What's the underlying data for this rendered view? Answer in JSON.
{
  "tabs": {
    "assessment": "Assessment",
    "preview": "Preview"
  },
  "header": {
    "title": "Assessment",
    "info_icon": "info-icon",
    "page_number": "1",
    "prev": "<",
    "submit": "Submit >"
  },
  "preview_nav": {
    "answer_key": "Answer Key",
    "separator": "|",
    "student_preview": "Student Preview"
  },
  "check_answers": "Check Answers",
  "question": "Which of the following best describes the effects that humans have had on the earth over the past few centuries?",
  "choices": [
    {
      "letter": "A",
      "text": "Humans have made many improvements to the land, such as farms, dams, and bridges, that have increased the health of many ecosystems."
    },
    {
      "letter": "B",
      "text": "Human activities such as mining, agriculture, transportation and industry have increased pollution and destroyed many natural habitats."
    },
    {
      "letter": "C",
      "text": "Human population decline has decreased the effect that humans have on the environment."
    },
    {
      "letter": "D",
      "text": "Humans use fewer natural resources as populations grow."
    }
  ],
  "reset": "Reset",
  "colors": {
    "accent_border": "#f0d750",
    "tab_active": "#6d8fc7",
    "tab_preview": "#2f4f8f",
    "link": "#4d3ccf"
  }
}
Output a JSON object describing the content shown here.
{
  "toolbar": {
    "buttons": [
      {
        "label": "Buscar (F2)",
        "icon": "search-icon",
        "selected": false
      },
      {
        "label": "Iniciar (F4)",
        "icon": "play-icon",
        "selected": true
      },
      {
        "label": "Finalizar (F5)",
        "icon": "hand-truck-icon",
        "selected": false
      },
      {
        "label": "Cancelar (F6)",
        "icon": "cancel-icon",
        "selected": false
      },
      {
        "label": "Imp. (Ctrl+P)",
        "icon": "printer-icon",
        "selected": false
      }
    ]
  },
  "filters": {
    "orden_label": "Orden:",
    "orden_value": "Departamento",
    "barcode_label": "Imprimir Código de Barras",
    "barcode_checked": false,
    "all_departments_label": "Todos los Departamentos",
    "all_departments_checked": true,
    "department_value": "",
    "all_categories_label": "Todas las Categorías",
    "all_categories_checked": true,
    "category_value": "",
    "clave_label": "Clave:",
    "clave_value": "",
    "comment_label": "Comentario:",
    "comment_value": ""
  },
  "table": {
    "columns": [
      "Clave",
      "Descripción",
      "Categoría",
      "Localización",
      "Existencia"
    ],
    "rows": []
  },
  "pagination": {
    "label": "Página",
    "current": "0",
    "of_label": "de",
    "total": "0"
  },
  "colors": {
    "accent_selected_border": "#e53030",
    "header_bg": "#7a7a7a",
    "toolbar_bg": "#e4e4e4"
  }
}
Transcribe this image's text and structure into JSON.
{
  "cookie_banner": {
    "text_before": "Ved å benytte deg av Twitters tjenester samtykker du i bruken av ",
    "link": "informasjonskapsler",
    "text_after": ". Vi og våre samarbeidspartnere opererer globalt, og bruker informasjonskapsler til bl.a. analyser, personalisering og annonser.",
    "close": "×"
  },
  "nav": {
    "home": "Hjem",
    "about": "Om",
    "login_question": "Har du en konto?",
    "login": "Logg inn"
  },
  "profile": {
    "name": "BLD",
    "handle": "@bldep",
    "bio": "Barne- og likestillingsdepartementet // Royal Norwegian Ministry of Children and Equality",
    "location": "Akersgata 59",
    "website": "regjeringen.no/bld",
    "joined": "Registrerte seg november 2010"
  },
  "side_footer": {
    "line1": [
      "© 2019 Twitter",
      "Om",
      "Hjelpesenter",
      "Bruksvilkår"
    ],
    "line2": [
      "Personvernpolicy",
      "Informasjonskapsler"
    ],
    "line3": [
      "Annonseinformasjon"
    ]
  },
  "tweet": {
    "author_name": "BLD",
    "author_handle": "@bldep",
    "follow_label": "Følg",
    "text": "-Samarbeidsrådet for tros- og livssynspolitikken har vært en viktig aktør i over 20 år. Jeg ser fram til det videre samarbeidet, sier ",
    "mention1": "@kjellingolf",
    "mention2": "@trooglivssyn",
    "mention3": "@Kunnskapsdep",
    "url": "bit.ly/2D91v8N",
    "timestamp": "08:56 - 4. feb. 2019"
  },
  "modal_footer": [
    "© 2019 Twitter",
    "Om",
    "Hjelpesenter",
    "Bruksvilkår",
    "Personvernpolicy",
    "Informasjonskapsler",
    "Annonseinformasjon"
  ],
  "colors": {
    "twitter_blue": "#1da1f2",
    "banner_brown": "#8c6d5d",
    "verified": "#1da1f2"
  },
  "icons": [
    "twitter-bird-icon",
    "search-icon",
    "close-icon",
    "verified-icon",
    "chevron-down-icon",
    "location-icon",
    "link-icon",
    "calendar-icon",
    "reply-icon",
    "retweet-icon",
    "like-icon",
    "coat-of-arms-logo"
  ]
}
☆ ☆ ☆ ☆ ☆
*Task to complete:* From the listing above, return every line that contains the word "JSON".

*Answer to this problem:*
What's the underlying data for this rendered view? Answer in JSON.
Output a JSON object describing the content shown here.
Transcribe this image's text and structure into JSON.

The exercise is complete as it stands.